▸ Aim of the exercise
Return, from the lines below, each one that includes the word "value".

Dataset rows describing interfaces
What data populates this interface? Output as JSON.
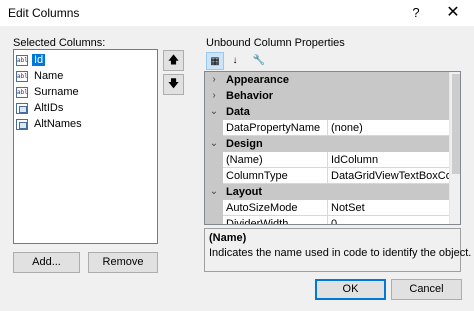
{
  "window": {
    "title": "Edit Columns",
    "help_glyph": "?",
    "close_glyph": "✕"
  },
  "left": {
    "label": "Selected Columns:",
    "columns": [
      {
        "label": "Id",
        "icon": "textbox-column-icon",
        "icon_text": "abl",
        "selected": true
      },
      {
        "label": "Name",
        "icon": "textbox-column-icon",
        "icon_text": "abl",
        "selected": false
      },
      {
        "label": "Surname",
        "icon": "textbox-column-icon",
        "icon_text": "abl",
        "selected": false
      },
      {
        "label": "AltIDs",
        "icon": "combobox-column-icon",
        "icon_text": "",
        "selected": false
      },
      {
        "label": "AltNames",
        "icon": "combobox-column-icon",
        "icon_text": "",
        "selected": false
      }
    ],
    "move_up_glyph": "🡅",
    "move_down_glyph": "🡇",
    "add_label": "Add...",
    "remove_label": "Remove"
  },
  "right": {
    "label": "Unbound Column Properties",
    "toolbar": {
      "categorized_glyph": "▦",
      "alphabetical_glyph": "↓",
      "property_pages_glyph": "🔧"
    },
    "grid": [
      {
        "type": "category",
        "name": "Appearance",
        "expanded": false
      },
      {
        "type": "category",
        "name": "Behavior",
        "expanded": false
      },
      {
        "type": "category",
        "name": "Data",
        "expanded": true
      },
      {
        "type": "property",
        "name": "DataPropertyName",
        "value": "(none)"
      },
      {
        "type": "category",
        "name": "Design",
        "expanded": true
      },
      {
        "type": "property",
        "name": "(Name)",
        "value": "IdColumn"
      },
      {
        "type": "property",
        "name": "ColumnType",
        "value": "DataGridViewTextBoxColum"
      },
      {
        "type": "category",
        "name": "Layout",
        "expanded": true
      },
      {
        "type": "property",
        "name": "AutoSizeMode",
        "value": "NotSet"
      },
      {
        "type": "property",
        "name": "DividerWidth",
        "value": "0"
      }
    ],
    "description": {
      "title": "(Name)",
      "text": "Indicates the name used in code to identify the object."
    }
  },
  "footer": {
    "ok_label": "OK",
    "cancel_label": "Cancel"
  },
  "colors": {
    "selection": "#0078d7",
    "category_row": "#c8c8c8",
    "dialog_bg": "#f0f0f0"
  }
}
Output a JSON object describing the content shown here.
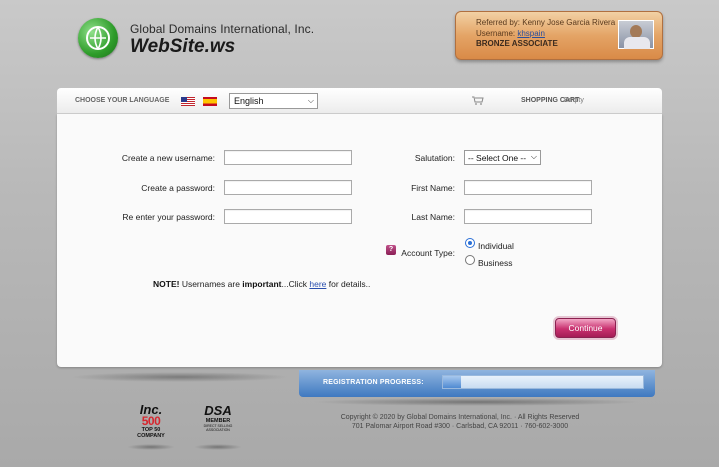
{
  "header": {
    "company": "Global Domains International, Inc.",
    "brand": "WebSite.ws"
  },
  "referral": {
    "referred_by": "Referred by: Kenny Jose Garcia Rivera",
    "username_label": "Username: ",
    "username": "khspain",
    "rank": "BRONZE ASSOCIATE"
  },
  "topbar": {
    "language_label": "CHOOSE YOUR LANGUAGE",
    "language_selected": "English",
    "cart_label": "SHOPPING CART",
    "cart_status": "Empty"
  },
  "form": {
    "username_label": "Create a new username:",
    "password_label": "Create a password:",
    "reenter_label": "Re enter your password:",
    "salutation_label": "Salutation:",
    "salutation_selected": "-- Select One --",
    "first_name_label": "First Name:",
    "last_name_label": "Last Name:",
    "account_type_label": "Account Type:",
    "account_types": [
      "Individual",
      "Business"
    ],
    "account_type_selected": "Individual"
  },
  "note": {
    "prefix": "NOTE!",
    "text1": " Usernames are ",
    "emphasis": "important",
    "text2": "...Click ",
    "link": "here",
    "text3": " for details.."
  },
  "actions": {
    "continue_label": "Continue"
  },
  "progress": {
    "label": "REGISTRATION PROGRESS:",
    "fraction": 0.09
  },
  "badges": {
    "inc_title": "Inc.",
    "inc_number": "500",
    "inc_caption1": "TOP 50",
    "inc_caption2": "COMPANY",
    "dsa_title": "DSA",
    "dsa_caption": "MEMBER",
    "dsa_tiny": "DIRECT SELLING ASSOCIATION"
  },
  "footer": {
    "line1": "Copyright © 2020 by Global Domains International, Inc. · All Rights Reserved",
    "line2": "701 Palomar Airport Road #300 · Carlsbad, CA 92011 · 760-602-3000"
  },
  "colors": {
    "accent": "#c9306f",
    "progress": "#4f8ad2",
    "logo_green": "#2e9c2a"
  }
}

▸ Exercise answer
        "value": "(none)"
        "value": "IdColumn"
        "value": "DataGridViewTextBoxColum"
        "value": "NotSet"
        "value": "0"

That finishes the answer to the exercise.